Saturday, 20 December 2008


"I would not have you contemplate the deity of Christ, the majesty of Christ, but rather his flesh. Look upon the Baby Jesus. Divinity may terrify man. Inexpressible majesty will crush him. That is why Christ took on our humanity, save for sin, that he should not terrify us but rather that with love and favor he should console and confirm.

Behold Christ lying in the lap of his young mother, still a virgin. What can be sweeter than the Babe, what more lovely than the mother! What fairer than her youth! What more gracious than her virginity! Look at the Child, knowing nothing. Yet all that is belongs to him, that your conscience should not fear but take comfort in him. Doubt nothing. Watch him springing in the lap of the maiden. Laugh with him. Look upon this Lord of Peace and your spirit will be at peace. See how God invites you in many ways. He places before you a Babe with whom you may take refuge. You cannot fear him, for nothing is more appealing to man than a babe. Are you affrighted? Then come to him, lying in the lap of the fairest and sweetest maid. You will see how great is the divine goodness, which seeks above all else that you should not despair. Trust him! Trust him! Here is the Child in whom is salvation. To me there is no grater consolation given to mankind than this, that Christ became man, a child, a babe, playing in the lap and at the breasts of his most gracious mother. Who is there whom this sight would not comfort? Now is overcome the power of sin, death, hell, conscience, and guilt, if you come to this gurgling Babe and believe that he is come, not to judge you, but to save". Martin Luther on the Nativity (Christmas Sermons).

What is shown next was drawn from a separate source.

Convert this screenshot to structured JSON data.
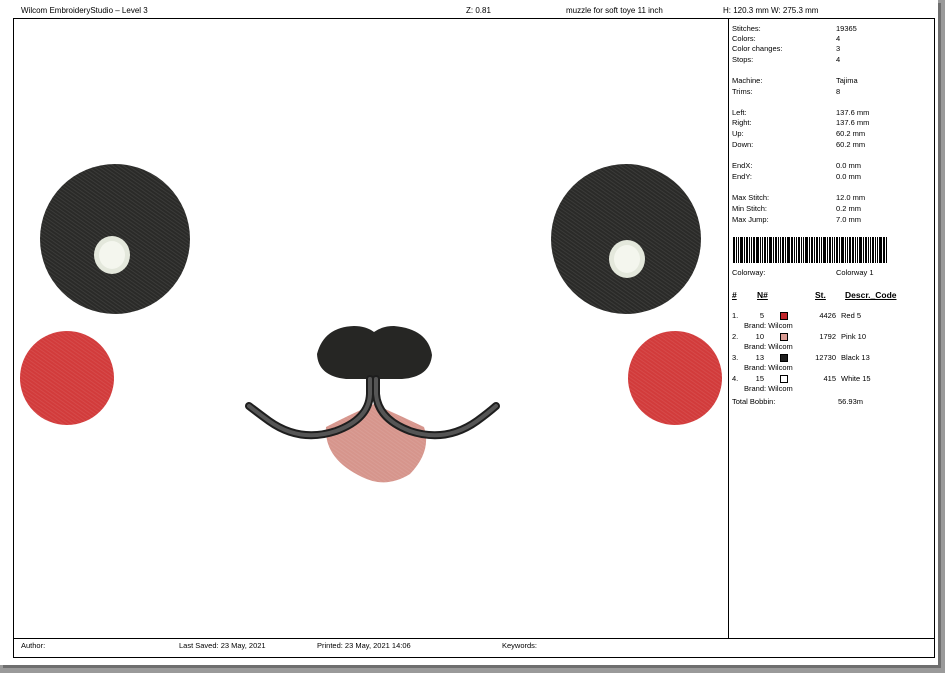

Gift-wrap. It's used by the store-load this time of year, but have you ever thought about why we find it so important to use it?
What is it that requires us to take up our time and make so much effort to insure that all those goodies we buy for others is so nicely (in my case, not so much - I'm pretty dreadful with paper and tape) wrapped?

It's all about marking something as special.
When we hand over that little box of something in that brightly colored sheet, it says 'here's something to say you're special', and because of that we (usually) know a moment of delight: an affirmation that we are loved.

Christmas is a moment when we can look with amazement upon the most beautiful and total gift that has ever been given.
The one whom the Apostle John describes as 'The Word' - the one who makes all things and holds them together - is 'gift wrapped' to come amongst us.
Now it's important to reflect on this, because it says something wonderful about the handiwork of God.

The Lord does not come amongst us as some strange, extra-terrestrial like creature, or as an "Angel", just to proclaim a message and go. Christ is given to us flesh and blood - to live like us, to encounter first hand all the pain, frustration, fear and futility that define our lives in a fallen world.
The gift the world received at Christmas is truly miraculous.

What always astonishes me is how so much of the time, we want to 'wrap' God up in some other way - we want to make Him remote or distant, strange and aloof; a being far, far away in some remote spot we tag 'heaven' - certainly not a naked child feeding at a bare human breast!
The truth that Christianity conveys is that human redemption is that real.
It was a real child that came to rescue us, a real man that walked and lived amongst us, attending our weddings and feasts, our funerals and days of illness. It was this man who was to be crucified upon a Roman Cross, buried and then - raised from death, truly alive!

Amidst all the usual things that happen this Christmas, take a moment to reflect on the greatest gift that God wants us to unwrap -
that we can have life through the love and salvation provided to us in His only Son.

God is with us, and that makes life here hallowed indeed!

1 comment:

Steve said...

Great post, Howard!

He is a special gift, showing us how much God loves us.

That He Himself would come and become one of us. Live as we live. Die as we die.

He did it all for us.

God with us!

Merry Christmas!